Another potential cause of dimming lights is a poor connection somewhere in your home’s wiring system. When any kind of connection becomes loose or corroded, it can create resistance, which reduces the amount of power reaching the lights and causes them to dim. To fix this issue, you may need to call an electrician to tighten up or replace any faulty connections.

It is also possible that your home’s wiring system is not grounded correctly. This means that it isn’t connected to an earth ground, which can cause electrical surges in your home and result in dimming lights. To fix this problem, an electrician will need to inspect the wiring system and make sure it is properly grounded.

Finally, if none of these issues are causing your lights to dim, then it could be a sign that your home’s electrical panel needs to be upgraded. Over time, circuits can become outdated and can no longer handle all of the power demands placed on them. If this is the case, then your electrician will need to upgrade your panel in order to ensure that all of your circuits are able to handle their load without dipping in voltage and causing dimming lights.

In conclusion, if you have been noticing that the lights in your house are randomly dimming, then there could be a few different causes for it. The most likely issue is an overloaded circuit due to too many appliances or devices running off of one circuit. Other potential causes include poor connections somewhere in the wiring system, an ungrounded wiring system, or an outdated electrical panel. If you are unsure of what is causing your lights to dim, then it’s best to call an electrician who can inspect your home’s wiring system and determine what needs to be done in order to fix the problem.

How can one light in your house go out but the rest still be on

If one of the lights in your home has gone out but the rest remain illuminated, it can be a bit of a mystery as to why.
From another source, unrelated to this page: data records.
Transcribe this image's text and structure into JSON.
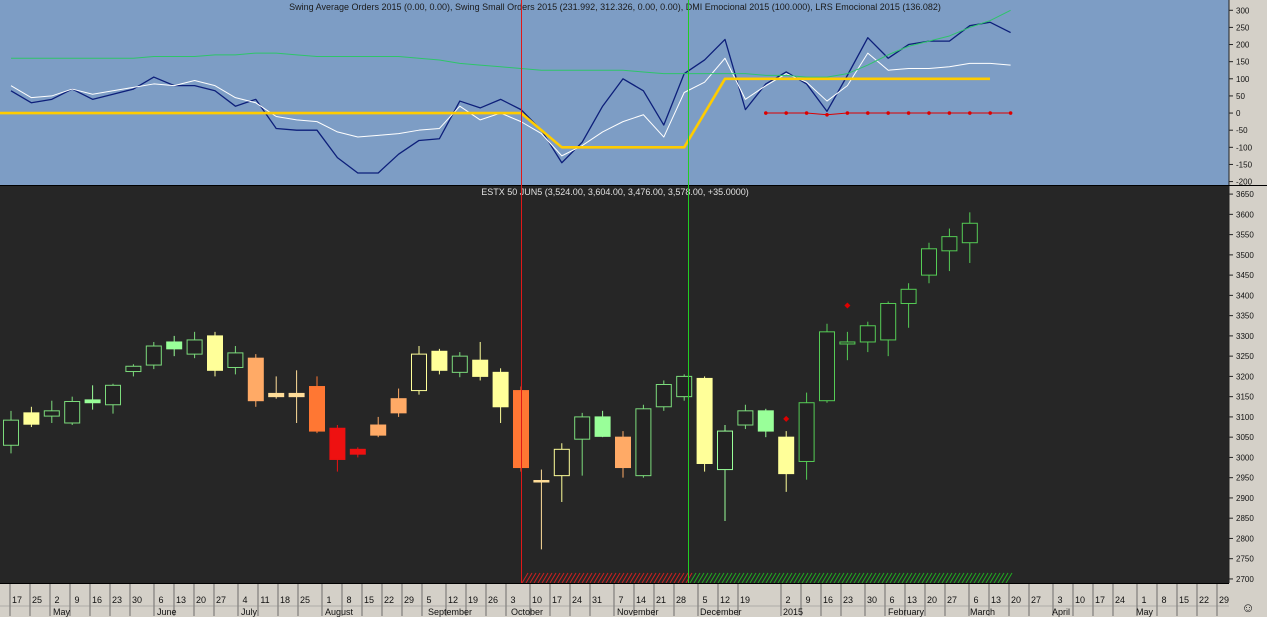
{
  "indicator_pane": {
    "title": "Swing Average Orders 2015 (0.00, 0.00), Swing Small Orders 2015 (231.992, 312.326, 0.00, 0.00), DMI Emocional 2015 (100.000), LRS Emocional 2015 (136.082)",
    "y_ticks": [
      "300",
      "250",
      "200",
      "150",
      "100",
      "50",
      "0",
      "-50",
      "-100",
      "-150",
      "-200"
    ]
  },
  "price_pane": {
    "title": "ESTX 50 JUN5 (3,524.00, 3,604.00, 3,476.00, 3,578.00, +35.0000)",
    "y_ticks": [
      "3650",
      "3600",
      "3550",
      "3500",
      "3450",
      "3400",
      "3350",
      "3300",
      "3250",
      "3200",
      "3150",
      "3100",
      "3050",
      "3000",
      "2950",
      "2900",
      "2850",
      "2800",
      "2750",
      "2700"
    ]
  },
  "time_axis": {
    "day_labels": [
      "17",
      "25",
      "2",
      "9",
      "16",
      "23",
      "30",
      "6",
      "13",
      "20",
      "27",
      "4",
      "11",
      "18",
      "25",
      "1",
      "8",
      "15",
      "22",
      "29",
      "5",
      "12",
      "19",
      "26",
      "3",
      "10",
      "17",
      "24",
      "31",
      "7",
      "14",
      "21",
      "28",
      "5",
      "12",
      "19",
      "2",
      "9",
      "16",
      "23",
      "30",
      "6",
      "13",
      "20",
      "27",
      "6",
      "13",
      "20",
      "27",
      "3",
      "10",
      "17",
      "24",
      "1",
      "8",
      "15",
      "22",
      "29"
    ],
    "month_labels": [
      "May",
      "June",
      "July",
      "August",
      "September",
      "October",
      "November",
      "December",
      "2015",
      "February",
      "March",
      "April",
      "May"
    ]
  },
  "colors": {
    "indicator_bg": "#7d9dc5",
    "price_bg": "#262626",
    "axis_bg": "#d4d0c8",
    "blue_line": "#0d1f7a",
    "white_line": "#ffffff",
    "green_line": "#2ec46a",
    "yellow_line": "#ffcc00",
    "red_vline": "#e01818",
    "green_vline": "#22cc22",
    "signal_dots": "#dd0000"
  },
  "smiley": "☺",
  "chart_data": [
    {
      "type": "line",
      "title": "Swing Average Orders 2015 (0.00, 0.00), Swing Small Orders 2015 (231.992, 312.326, 0.00, 0.00), DMI Emocional 2015 (100.000), LRS Emocional 2015 (136.082)",
      "ylim": [
        -210,
        330
      ],
      "series": [
        {
          "name": "blue",
          "values": [
            65,
            30,
            40,
            70,
            40,
            55,
            70,
            105,
            80,
            80,
            65,
            20,
            40,
            -45,
            -50,
            -50,
            -130,
            -175,
            -175,
            -120,
            -80,
            -75,
            35,
            15,
            40,
            10,
            -50,
            -145,
            -85,
            20,
            100,
            65,
            -35,
            115,
            155,
            215,
            10,
            85,
            120,
            85,
            5,
            110,
            220,
            160,
            200,
            210,
            210,
            255,
            265,
            235
          ]
        },
        {
          "name": "white",
          "values": [
            80,
            45,
            50,
            70,
            55,
            65,
            75,
            85,
            80,
            95,
            80,
            45,
            30,
            -10,
            -20,
            -25,
            -55,
            -70,
            -65,
            -60,
            -50,
            -45,
            20,
            -20,
            0,
            -25,
            -60,
            -125,
            -95,
            -55,
            -25,
            -5,
            -70,
            60,
            90,
            160,
            40,
            80,
            115,
            90,
            35,
            80,
            175,
            125,
            130,
            130,
            135,
            145,
            145,
            140
          ]
        },
        {
          "name": "green",
          "values": [
            160,
            160,
            160,
            160,
            160,
            160,
            160,
            165,
            165,
            165,
            170,
            170,
            175,
            175,
            170,
            165,
            165,
            165,
            165,
            165,
            160,
            155,
            145,
            140,
            135,
            130,
            125,
            125,
            125,
            125,
            125,
            120,
            115,
            115,
            115,
            115,
            115,
            110,
            110,
            105,
            105,
            115,
            140,
            170,
            195,
            210,
            225,
            250,
            270,
            300
          ]
        },
        {
          "name": "yellow",
          "x": [
            0,
            25,
            27,
            33,
            35,
            49
          ],
          "values": [
            0,
            0,
            -100,
            -100,
            100,
            100
          ]
        },
        {
          "name": "signal",
          "x": [
            37,
            38,
            39,
            40,
            41,
            42,
            43,
            44,
            45,
            46,
            47,
            48,
            49
          ],
          "values": [
            0,
            0,
            0,
            -5,
            0,
            0,
            0,
            0,
            0,
            0,
            0,
            0,
            0
          ]
        }
      ]
    },
    {
      "type": "candlestick",
      "title": "ESTX 50 JUN5 (3,524.00, 3,604.00, 3,476.00, 3,578.00, +35.0000)",
      "ylim": [
        2690,
        3670
      ],
      "candles": [
        {
          "o": 3030,
          "h": 3115,
          "l": 3010,
          "c": 3092,
          "color": "#222",
          "border": "#7cdc7c"
        },
        {
          "o": 3082,
          "h": 3125,
          "l": 3075,
          "c": 3110,
          "color": "#ffff99",
          "border": "#ffff99"
        },
        {
          "o": 3102,
          "h": 3140,
          "l": 3085,
          "c": 3115,
          "color": "#222",
          "border": "#7cdc7c"
        },
        {
          "o": 3085,
          "h": 3150,
          "l": 3080,
          "c": 3138,
          "color": "#222",
          "border": "#7cdc7c"
        },
        {
          "o": 3135,
          "h": 3178,
          "l": 3118,
          "c": 3142,
          "color": "#99ff99",
          "border": "#99ff99"
        },
        {
          "o": 3130,
          "h": 3182,
          "l": 3108,
          "c": 3178,
          "color": "#222",
          "border": "#7cdc7c"
        },
        {
          "o": 3212,
          "h": 3230,
          "l": 3200,
          "c": 3225,
          "color": "#222",
          "border": "#7cdc7c"
        },
        {
          "o": 3228,
          "h": 3285,
          "l": 3218,
          "c": 3275,
          "color": "#222",
          "border": "#7cdc7c"
        },
        {
          "o": 3268,
          "h": 3300,
          "l": 3250,
          "c": 3285,
          "color": "#99ff99",
          "border": "#99ff99"
        },
        {
          "o": 3255,
          "h": 3310,
          "l": 3245,
          "c": 3290,
          "color": "#222",
          "border": "#7cdc7c"
        },
        {
          "o": 3300,
          "h": 3310,
          "l": 3200,
          "c": 3215,
          "color": "#ffff99",
          "border": "#ffff99"
        },
        {
          "o": 3222,
          "h": 3275,
          "l": 3205,
          "c": 3258,
          "color": "#222",
          "border": "#7cdc7c"
        },
        {
          "o": 3245,
          "h": 3255,
          "l": 3125,
          "c": 3140,
          "color": "#ffaa66",
          "border": "#ffaa66"
        },
        {
          "o": 3158,
          "h": 3200,
          "l": 3145,
          "c": 3150,
          "color": "#ffdd99",
          "border": "#ffdd99"
        },
        {
          "o": 3158,
          "h": 3215,
          "l": 3085,
          "c": 3150,
          "color": "#ffdd99",
          "border": "#ffdd99"
        },
        {
          "o": 3175,
          "h": 3200,
          "l": 3060,
          "c": 3065,
          "color": "#ff7733",
          "border": "#ff7733"
        },
        {
          "o": 3072,
          "h": 3080,
          "l": 2965,
          "c": 2995,
          "color": "#ee1111",
          "border": "#ee1111"
        },
        {
          "o": 3020,
          "h": 3025,
          "l": 3000,
          "c": 3008,
          "color": "#ee1111",
          "border": "#ee1111"
        },
        {
          "o": 3055,
          "h": 3100,
          "l": 3050,
          "c": 3080,
          "color": "#ffaa66",
          "border": "#ffaa66"
        },
        {
          "o": 3110,
          "h": 3170,
          "l": 3100,
          "c": 3145,
          "color": "#ffaa66",
          "border": "#ffaa66"
        },
        {
          "o": 3165,
          "h": 3275,
          "l": 3155,
          "c": 3255,
          "color": "#222",
          "border": "#ffff99"
        },
        {
          "o": 3262,
          "h": 3268,
          "l": 3205,
          "c": 3215,
          "color": "#ffff99",
          "border": "#ffff99"
        },
        {
          "o": 3210,
          "h": 3260,
          "l": 3198,
          "c": 3250,
          "color": "#222",
          "border": "#7cdc7c"
        },
        {
          "o": 3240,
          "h": 3285,
          "l": 3190,
          "c": 3200,
          "color": "#ffff99",
          "border": "#ffff99"
        },
        {
          "o": 3210,
          "h": 3220,
          "l": 3085,
          "c": 3125,
          "color": "#ffff99",
          "border": "#ffff99"
        },
        {
          "o": 3165,
          "h": 3175,
          "l": 2965,
          "c": 2975,
          "color": "#ff7733",
          "border": "#ff7733"
        },
        {
          "o": 2943,
          "h": 2970,
          "l": 2773,
          "c": 2943,
          "color": "#ffdd99",
          "border": "#ffdd99"
        },
        {
          "o": 2955,
          "h": 3035,
          "l": 2890,
          "c": 3020,
          "color": "#222",
          "border": "#ffff99"
        },
        {
          "o": 3045,
          "h": 3110,
          "l": 2955,
          "c": 3100,
          "color": "#222",
          "border": "#7cdc7c"
        },
        {
          "o": 3100,
          "h": 3115,
          "l": 3050,
          "c": 3052,
          "color": "#99ff99",
          "border": "#99ff99"
        },
        {
          "o": 3050,
          "h": 3065,
          "l": 2950,
          "c": 2975,
          "color": "#ffaa66",
          "border": "#ffaa66"
        },
        {
          "o": 2955,
          "h": 3130,
          "l": 2950,
          "c": 3120,
          "color": "#222",
          "border": "#7cdc7c"
        },
        {
          "o": 3125,
          "h": 3190,
          "l": 3115,
          "c": 3180,
          "color": "#222",
          "border": "#7cdc7c"
        },
        {
          "o": 3150,
          "h": 3205,
          "l": 3140,
          "c": 3200,
          "color": "#222",
          "border": "#7cdc7c"
        },
        {
          "o": 3195,
          "h": 3200,
          "l": 2965,
          "c": 2985,
          "color": "#ffff99",
          "border": "#ffff99"
        },
        {
          "o": 2970,
          "h": 3080,
          "l": 2843,
          "c": 3065,
          "color": "#222",
          "border": "#99ff99"
        },
        {
          "o": 3080,
          "h": 3130,
          "l": 3070,
          "c": 3115,
          "color": "#222",
          "border": "#7cdc7c"
        },
        {
          "o": 3115,
          "h": 3120,
          "l": 3050,
          "c": 3065,
          "color": "#99ff99",
          "border": "#99ff99"
        },
        {
          "o": 3050,
          "h": 3065,
          "l": 2915,
          "c": 2960,
          "color": "#ffff99",
          "border": "#ffff99"
        },
        {
          "o": 2990,
          "h": 3160,
          "l": 2945,
          "c": 3135,
          "color": "#222",
          "border": "#55cc55"
        },
        {
          "o": 3140,
          "h": 3330,
          "l": 3135,
          "c": 3310,
          "color": "#222",
          "border": "#55cc55"
        },
        {
          "o": 3280,
          "h": 3310,
          "l": 3240,
          "c": 3285,
          "color": "#222",
          "border": "#55cc55"
        },
        {
          "o": 3285,
          "h": 3335,
          "l": 3260,
          "c": 3325,
          "color": "#222",
          "border": "#55cc55"
        },
        {
          "o": 3290,
          "h": 3385,
          "l": 3250,
          "c": 3380,
          "color": "#222",
          "border": "#55cc55"
        },
        {
          "o": 3380,
          "h": 3430,
          "l": 3320,
          "c": 3415,
          "color": "#222",
          "border": "#55cc55"
        },
        {
          "o": 3450,
          "h": 3530,
          "l": 3430,
          "c": 3515,
          "color": "#222",
          "border": "#55cc55"
        },
        {
          "o": 3510,
          "h": 3565,
          "l": 3460,
          "c": 3545,
          "color": "#222",
          "border": "#55cc55"
        },
        {
          "o": 3530,
          "h": 3605,
          "l": 3480,
          "c": 3578,
          "color": "#222",
          "border": "#55cc55"
        }
      ],
      "markers": [
        {
          "i": 38,
          "y": 3095
        },
        {
          "i": 41,
          "y": 3375
        }
      ]
    }
  ]
}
Fortunately, there are a few common causes that can explain why this has occurred.

The most likely culprit is a tripped circuit breaker. If the circuit breaker for your light has been tripped, then only that light will go out while the others remain on. This can happen if you have too many lights or appliances running on the same circuit. To reset the circuit breaker, locate your main power panel and locate the switch that is in the “off” position. Flip it back to the “on” position and see if the light turns back on.

Another potential cause is a loose or faulty connection somewhere along the line. If your electrical wires are not connected correctly or if they are frayed or broken, then only one light may be affected while others remain illuminated. To check for faulty connections, start by turning off all power to your home and then going around to each light and checking for loose connections or frayed wires. If you find any issues, it’s best to call an electrician as soon as possible to get them fixed.
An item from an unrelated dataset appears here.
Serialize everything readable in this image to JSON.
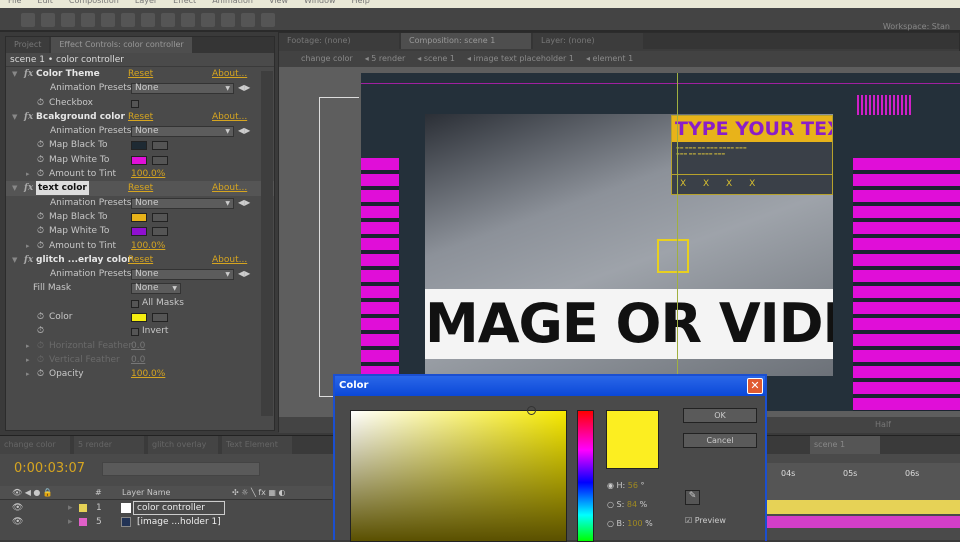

Finally, it’s also possible that your light bulb itself is simply burned out or defective. If this is the case, then you’ll need to replace the bulb with a new one and see if that fixes the issue. If not, then you may need to look into other causes such as those mentioned above.

In conclusion, when one of your lights goes out but the rest stay on, it’s usually caused by a tripped circuit breaker, faulty connections, or a defective bulb. To resolve this issue and ensure that all of your lights work properly again, you may need to do some troubleshooting and/or call an electrician for help.
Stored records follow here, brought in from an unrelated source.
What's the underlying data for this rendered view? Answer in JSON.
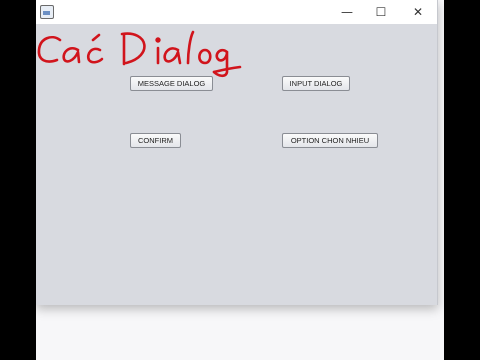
{
  "window": {
    "controls": {
      "minimize": "—",
      "maximize": "☐",
      "close": "✕"
    },
    "buttons": {
      "message_dialog": "MESSAGE DIALOG",
      "input_dialog": "INPUT DIALOG",
      "confirm": "CONFIRM",
      "option_chon_nhieu": "OPTION CHON NHIEU"
    }
  },
  "annotation": {
    "handwritten_title": "Các Dialog",
    "ink_color": "#d1141c"
  },
  "icons": {
    "app": "java-app-icon"
  }
}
Can dimming lights cause fire

When it comes to dimming lights and the potential for a fire, it is important to know the facts. Dimming lights can cause a fire if not used properly and safely. This is especially true when dealing with halogen bulbs, which can become extremely hot and cause a fire if they are not used in the correct way.

The most common reason why dimming lights can cause a fire is due to an increase in heat output. When the wattage of a light bulb is increased, the amount of heat generated also increases. This can lead to overheating of certain electrical components and could potentially cause a fire if left unchecked. Additionally, some dimmers are not rated for certain wattages, so it is important to check that your dimmers are compatible with the light bulbs you’re using before dimming them.

It is also important to note that older wiring systems may not be able to handle the increased load of a dimmed bulb, and this could lead to overheating as well. If you have an older wiring system, it is best to upgrade your system before installing any dimmers or dimmed bulbs.

Finally, when using dimmers, it is important to make sure they are installed correctly and in accordance with local safety codes. This includes making sure that all connections are tight and secure, and that wires are not frayed or damaged in any way. Additionally, it is important to keep an eye on any dimmers that may be installed near combustible materials, as these could ignite and start a fire if not monitored properly.

In short, yes, dimming lights can cause fires if not used properly and safely. Always make sure to use compatible wattages for your dimmer switches and check for any frayed wires or damaged connections before installing any dimmed bulbs. Finally, keep an eye on any combustible materials near the dimmer switch in order to prevent any potential fires from occurring.

Leave a Reply

Your email address will not be published. Required fields are marked *